**Assigned task:** Copy each line of the data that has "name" in it.

**Provided data:**
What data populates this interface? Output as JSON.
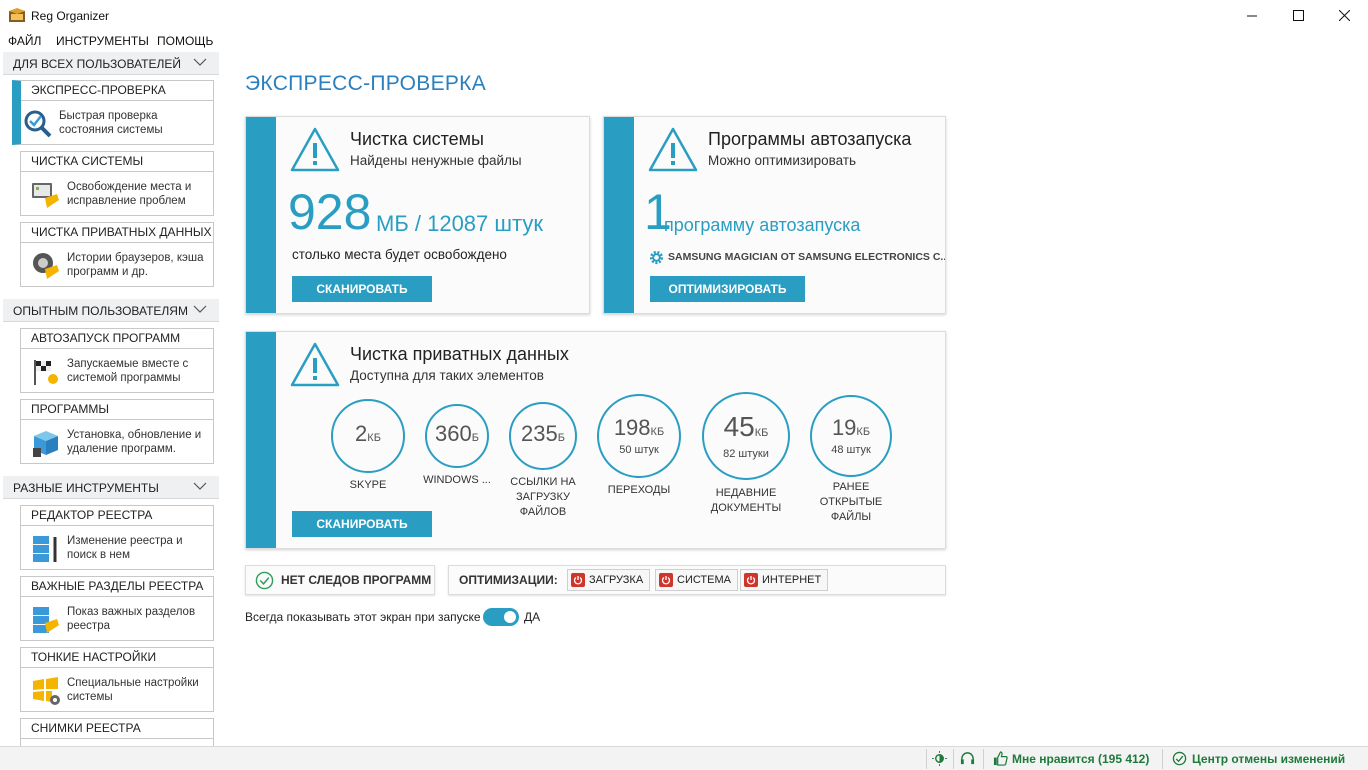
{
  "window": {
    "title": "Reg Organizer",
    "minimize": "—",
    "maximize": "☐",
    "close": "✕"
  },
  "menu": [
    "ФАЙЛ",
    "ИНСТРУМЕНТЫ",
    "ПОМОЩЬ"
  ],
  "sidebar": {
    "sections": [
      {
        "label": "ДЛЯ ВСЕХ ПОЛЬЗОВАТЕЛЕЙ"
      },
      {
        "label": "ОПЫТНЫМ ПОЛЬЗОВАТЕЛЯМ"
      },
      {
        "label": "РАЗНЫЕ ИНСТРУМЕНТЫ"
      }
    ],
    "items": [
      {
        "title": "ЭКСПРЕСС-ПРОВЕРКА",
        "desc": "Быстрая проверка состояния системы",
        "icon": "magnifier-check-icon",
        "active": true
      },
      {
        "title": "ЧИСТКА СИСТЕМЫ",
        "desc": "Освобождение места и исправление проблем",
        "icon": "system-cleanup-icon"
      },
      {
        "title": "ЧИСТКА ПРИВАТНЫХ ДАННЫХ",
        "desc": "Истории браузеров, кэша программ и др.",
        "icon": "privacy-cleanup-icon"
      },
      {
        "title": "АВТОЗАПУСК ПРОГРАММ",
        "desc": "Запускаемые вместе с системой программы",
        "icon": "startup-flag-icon"
      },
      {
        "title": "ПРОГРАММЫ",
        "desc": "Установка, обновление и удаление программ.",
        "icon": "programs-box-icon"
      },
      {
        "title": "РЕДАКТОР РЕЕСТРА",
        "desc": "Изменение реестра и поиск в нем",
        "icon": "registry-editor-icon"
      },
      {
        "title": "ВАЖНЫЕ РАЗДЕЛЫ РЕЕСТРА",
        "desc": "Показ важных разделов реестра",
        "icon": "registry-keys-icon"
      },
      {
        "title": "ТОНКИЕ НАСТРОЙКИ",
        "desc": "Специальные настройки системы",
        "icon": "windows-tweaks-icon"
      },
      {
        "title": "СНИМКИ РЕЕСТРА",
        "desc": "",
        "icon": "registry-snapshot-icon"
      }
    ]
  },
  "main": {
    "title": "ЭКСПРЕСС-ПРОВЕРКА",
    "cleanup": {
      "title": "Чистка системы",
      "subtitle": "Найдены ненужные файлы",
      "value": "928",
      "unit": "МБ / 12087 штук",
      "note": "столько места будет освобождено",
      "button": "СКАНИРОВАТЬ"
    },
    "startup": {
      "title": "Программы автозапуска",
      "subtitle": "Можно оптимизировать",
      "value": "1",
      "unit": "программу автозапуска",
      "item": "SAMSUNG MAGICIAN ОТ SAMSUNG ELECTRONICS C...",
      "button": "ОПТИМИЗИРОВАТЬ"
    },
    "privacy": {
      "title": "Чистка приватных данных",
      "subtitle": "Доступна для таких элементов",
      "button": "СКАНИРОВАТЬ",
      "items": [
        {
          "value": "2",
          "unit": "КБ",
          "count": "",
          "label": "SKYPE"
        },
        {
          "value": "360",
          "unit": "Б",
          "count": "",
          "label": "WINDOWS ..."
        },
        {
          "value": "235",
          "unit": "Б",
          "count": "",
          "label": "ССЫЛКИ НА ЗАГРУЗКУ ФАЙЛОВ"
        },
        {
          "value": "198",
          "unit": "КБ",
          "count": "50 штук",
          "label": "ПЕРЕХОДЫ"
        },
        {
          "value": "45",
          "unit": "КБ",
          "count": "82 штуки",
          "label": "НЕДАВНИЕ ДОКУМЕНТЫ"
        },
        {
          "value": "19",
          "unit": "КБ",
          "count": "48 штук",
          "label": "РАНЕЕ ОТКРЫТЫЕ ФАЙЛЫ"
        }
      ]
    },
    "no_traces": "НЕТ СЛЕДОВ ПРОГРАММ",
    "optimizations": {
      "label": "ОПТИМИЗАЦИИ:",
      "buttons": [
        "ЗАГРУЗКА",
        "СИСТЕМА",
        "ИНТЕРНЕТ"
      ]
    },
    "show_on_start": {
      "label": "Всегда показывать этот экран при запуске",
      "state": "ДА",
      "on": true
    }
  },
  "status": {
    "likes": "Мне нравится (195 412)",
    "undo_center": "Центр отмены изменений"
  },
  "colors": {
    "accent": "#2a9ec2",
    "title": "#2a7fbf",
    "status_green": "#1e7a3a",
    "red": "#d0352b"
  }
}
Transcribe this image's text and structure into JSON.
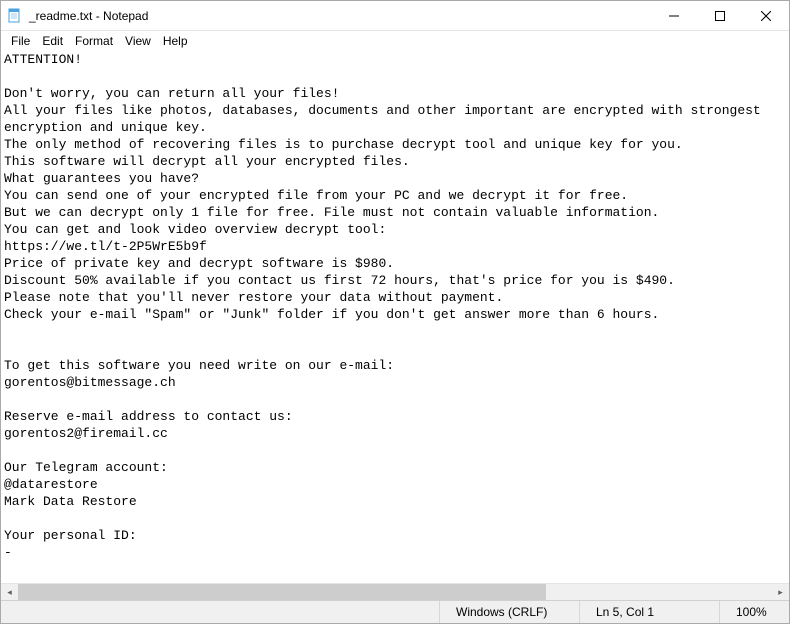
{
  "window": {
    "title": "_readme.txt - Notepad"
  },
  "menu": {
    "file": "File",
    "edit": "Edit",
    "format": "Format",
    "view": "View",
    "help": "Help"
  },
  "document": {
    "text": "ATTENTION!\n\nDon't worry, you can return all your files!\nAll your files like photos, databases, documents and other important are encrypted with strongest encryption and unique key.\nThe only method of recovering files is to purchase decrypt tool and unique key for you.\nThis software will decrypt all your encrypted files.\nWhat guarantees you have?\nYou can send one of your encrypted file from your PC and we decrypt it for free.\nBut we can decrypt only 1 file for free. File must not contain valuable information.\nYou can get and look video overview decrypt tool:\nhttps://we.tl/t-2P5WrE5b9f\nPrice of private key and decrypt software is $980.\nDiscount 50% available if you contact us first 72 hours, that's price for you is $490.\nPlease note that you'll never restore your data without payment.\nCheck your e-mail \"Spam\" or \"Junk\" folder if you don't get answer more than 6 hours.\n\n\nTo get this software you need write on our e-mail:\ngorentos@bitmessage.ch\n\nReserve e-mail address to contact us:\ngorentos2@firemail.cc\n\nOur Telegram account:\n@datarestore\nMark Data Restore\n\nYour personal ID:\n-"
  },
  "status": {
    "encoding": "Windows (CRLF)",
    "position": "Ln 5, Col 1",
    "zoom": "100%"
  }
}
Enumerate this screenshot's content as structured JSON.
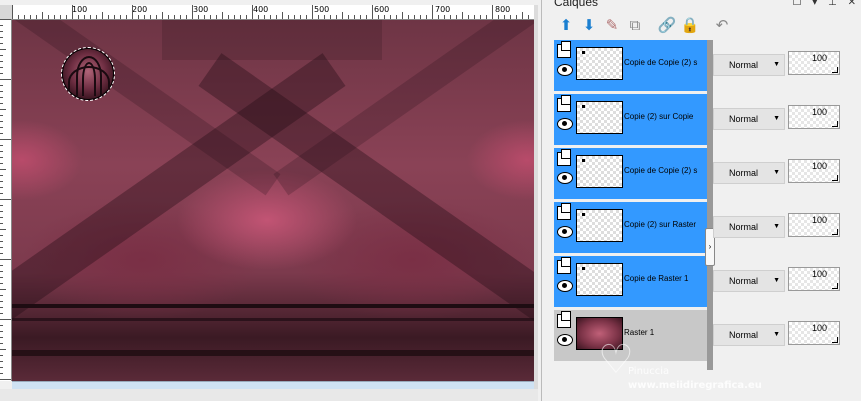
{
  "ruler": {
    "labels": [
      "100",
      "200",
      "300",
      "400",
      "500",
      "600",
      "700",
      "800"
    ]
  },
  "palette": {
    "title": "Calques",
    "controls": [
      "☐",
      "▾",
      "⊥",
      "✕"
    ],
    "toolbar_icons": [
      "arrange-up-icon",
      "arrange-down-icon",
      "brush-icon",
      "duplicate-icon",
      "link-icon",
      "lock-icon",
      "undo-icon"
    ]
  },
  "layers": [
    {
      "name": "Copie de Copie (2) s",
      "blend": "Normal",
      "opacity": "100",
      "selected": true
    },
    {
      "name": "Copie (2) sur Copie",
      "blend": "Normal",
      "opacity": "100",
      "selected": true
    },
    {
      "name": "Copie de Copie (2) s",
      "blend": "Normal",
      "opacity": "100",
      "selected": true
    },
    {
      "name": "Copie (2) sur Raster",
      "blend": "Normal",
      "opacity": "100",
      "selected": true
    },
    {
      "name": "Copie de Raster 1",
      "blend": "Normal",
      "opacity": "100",
      "selected": true
    },
    {
      "name": "Raster 1",
      "blend": "Normal",
      "opacity": "100",
      "selected": false
    }
  ],
  "watermark": {
    "name": "Pinuccia",
    "site": "www.meiidiregrafica.eu"
  },
  "colors": {
    "selection": "#3399ff",
    "unselected": "#c8c8c8",
    "canvas_tone": "#7c3a4d"
  }
}
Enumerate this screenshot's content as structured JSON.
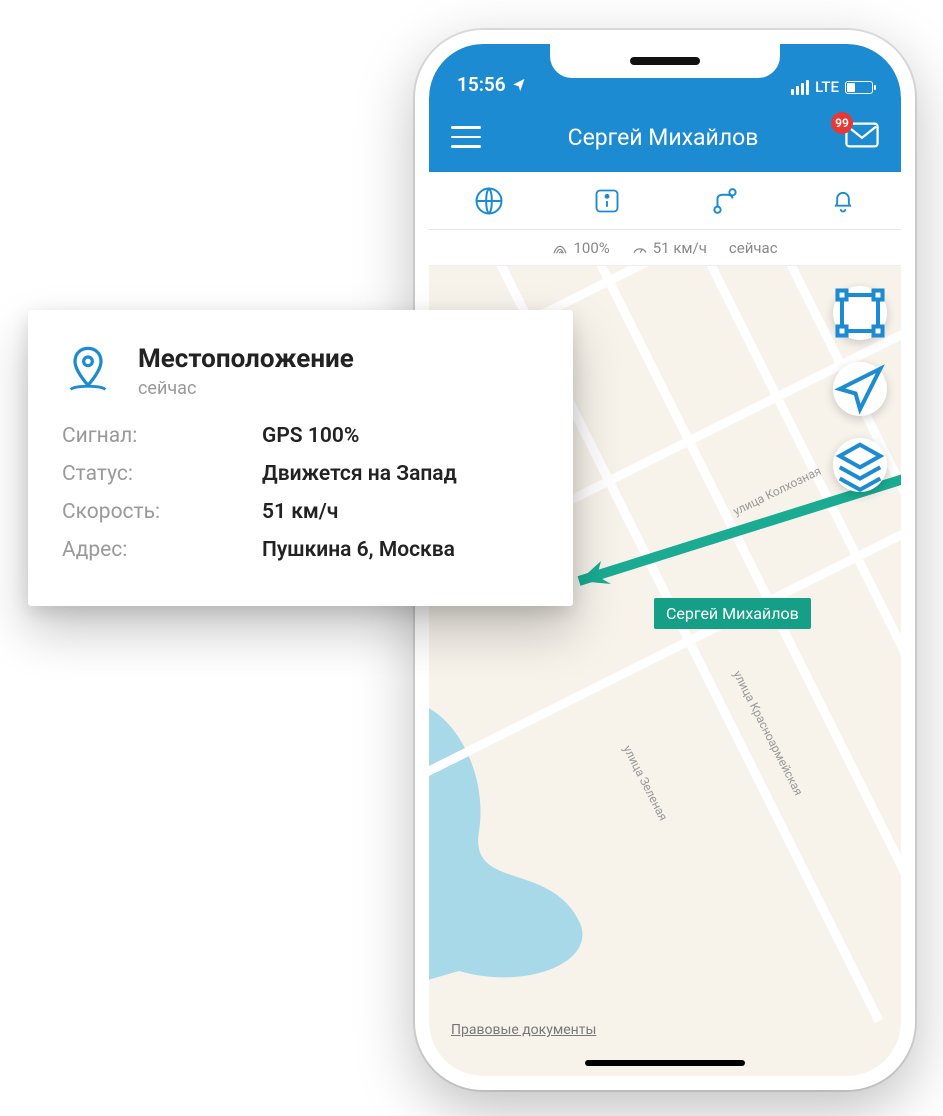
{
  "status": {
    "time": "15:56",
    "network": "LTE"
  },
  "header": {
    "title": "Сергей Михайлов",
    "badge": "99"
  },
  "stats": {
    "signal": "100%",
    "speed": "51 км/ч",
    "time": "сейчас"
  },
  "track": {
    "label": "Сергей Михайлов"
  },
  "legal": "Правовые документы",
  "streets": {
    "kolhoznaya": "улица Колхозная",
    "zelenaya": "улица Зеленая",
    "krasnoarm": "улица Красноармейская"
  },
  "card": {
    "title": "Местоположение",
    "subtitle": "сейчас",
    "signal_k": "Сигнал:",
    "signal_v": "GPS 100%",
    "status_k": "Статус:",
    "status_v": "Движется на Запад",
    "speed_k": "Скорость:",
    "speed_v": "51 км/ч",
    "address_k": "Адрес:",
    "address_v": "Пушкина 6, Москва"
  }
}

**Worked solution:**
      "name": "Copie de Copie (2) s",
      "name": "Copie (2) sur Copie",
      "name": "Copie de Copie (2) s",
      "name": "Copie (2) sur Raster",
      "name": "Copie de Raster 1",
      "name": "Raster 1",
    "name": "Pinuccia",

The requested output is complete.